Greatest American Painters

John Rettig (1858 – 1932)

Posted by A. S. Amberson on June 16, 2012

The New Baby

Mission Oak

Costume Ball

Harbor Scene


5 Responses to “John Rettig (1858 – 1932)”

  1. vincenzo said

    I read his biography, and I think it is a versatile artist, very creative and culturally valid.

    “The New Baby” is a beautiful painting, I suppose small, but what I can not understand is who the two women depicted is the mother of the baby.

    The mother is one who is peeling potatoes or one that lies in bed?

    It should be the first, while that is in the bed should be the grandmother, perhaps tired or sick.

    In any case I like the painting because it’s an intimate family scene very realistic

    • Bruce said

      On an auction web site, the painting is described thus: “In a dimly lit interior, a midwife dutifully watches over a newborn while peeling vegetables. A set of double-doors open into a sleeping chamber, revealing the mother who is resting after childbirth.”

      “Midwife” is English for “ostetrica” in Italian. L’ostetrica è una professionista specializzata nell’assistenza alla donna durante la gravidanza, conduce e porta a termine parti eutocici con propria responsabilità.

      • Bruce said

        Quoted from Italian Wiki: 😉

      • vincenzo said

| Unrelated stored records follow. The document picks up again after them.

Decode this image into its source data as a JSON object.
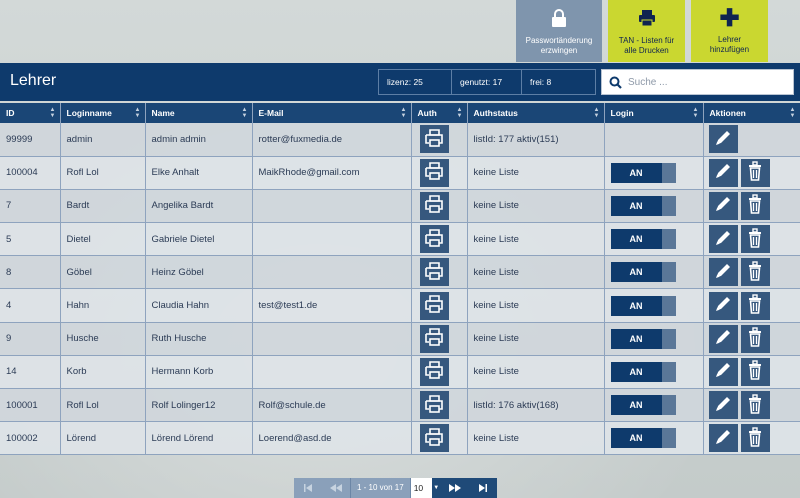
{
  "top_actions": {
    "force_password": {
      "line1": "Passwortänderung",
      "line2": "erzwingen"
    },
    "tan_print": {
      "line1": "TAN - Listen für",
      "line2": "alle Drucken"
    },
    "add_teacher": {
      "symbol": "✚",
      "line1": "Lehrer",
      "line2": "hinzufügen"
    }
  },
  "header": {
    "title": "Lehrer",
    "stats": {
      "license": "lizenz: 25",
      "used": "genutzt: 17",
      "free": "frei: 8"
    },
    "search_placeholder": "Suche ..."
  },
  "table": {
    "columns": [
      "ID",
      "Loginname",
      "Name",
      "E-Mail",
      "Auth",
      "Authstatus",
      "Login",
      "Aktionen"
    ],
    "toggle_label": "AN",
    "rows": [
      {
        "id": "99999",
        "login": "admin",
        "name": "admin admin",
        "email": "rotter@fuxmedia.de",
        "authstatus": "listId: 177 aktiv(151)",
        "has_toggle": false,
        "can_delete": false
      },
      {
        "id": "100004",
        "login": "Rofl Lol",
        "name": "Elke Anhalt",
        "email": "MaikRhode@gmail.com",
        "authstatus": "keine Liste",
        "has_toggle": true,
        "can_delete": true
      },
      {
        "id": "7",
        "login": "Bardt",
        "name": "Angelika Bardt",
        "email": "",
        "authstatus": "keine Liste",
        "has_toggle": true,
        "can_delete": true
      },
      {
        "id": "5",
        "login": "Dietel",
        "name": "Gabriele Dietel",
        "email": "",
        "authstatus": "keine Liste",
        "has_toggle": true,
        "can_delete": true
      },
      {
        "id": "8",
        "login": "Göbel",
        "name": "Heinz Göbel",
        "email": "",
        "authstatus": "keine Liste",
        "has_toggle": true,
        "can_delete": true
      },
      {
        "id": "4",
        "login": "Hahn",
        "name": "Claudia Hahn",
        "email": "test@test1.de",
        "authstatus": "keine Liste",
        "has_toggle": true,
        "can_delete": true
      },
      {
        "id": "9",
        "login": "Husche",
        "name": "Ruth Husche",
        "email": "",
        "authstatus": "keine Liste",
        "has_toggle": true,
        "can_delete": true
      },
      {
        "id": "14",
        "login": "Korb",
        "name": "Hermann Korb",
        "email": "",
        "authstatus": "keine Liste",
        "has_toggle": true,
        "can_delete": true
      },
      {
        "id": "100001",
        "login": "Rofl Lol",
        "name": "Rolf Lolinger12",
        "email": "Rolf@schule.de",
        "authstatus": "listId: 176 aktiv(168)",
        "has_toggle": true,
        "can_delete": true
      },
      {
        "id": "100002",
        "login": "Lörend",
        "name": "Lörend Lörend",
        "email": "Loerend@asd.de",
        "authstatus": "keine Liste",
        "has_toggle": true,
        "can_delete": true
      }
    ]
  },
  "pagination": {
    "info": "1 - 10 von 17",
    "page_size": "10"
  },
  "icons": {
    "lock": "lock-icon",
    "printer": "printer-icon",
    "plus": "plus-icon",
    "search": "search-icon",
    "edit": "pencil-icon",
    "delete": "trash-icon"
  },
  "colors": {
    "header_navy": "#0e3a6c",
    "accent_lime": "#cad730",
    "button_blue": "#36587e",
    "muted_blue": "#7f95ad"
  }
}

        I’m not entirely convinced. I think this is a error of interpretation the Auction web site, because it is true that the baby is a baby, but it seems to me he was born for some weeks, or maybe even a month or two, and the task of ‘midwife, as assistant to the delivery, must already have been exhausted.

        The woman in the bed has all the air to be an elderly person sick. This can be noticed from the very elderly face and arms heavy and motionless on the bed.

        Also, I think any woman (normal) who has given birth, although tired, always feel the joy and consolation vital had given birth to a new creature.

        She seems much more likely that the mother of Beby is precisely the young woman who is peeling potatoes.

        I do not think that midwives, even in those days, took care of cooking for the mother. Would seem to me very strange.
        I think it is an error in the reading of the painting, made ​​by the website you mentioned.

        I hope that my English is good.

      • Bruce said

        With a second look at the painting, I think you may be right.

Sorry, the comment form is closed at this time.

%d bloggers like this: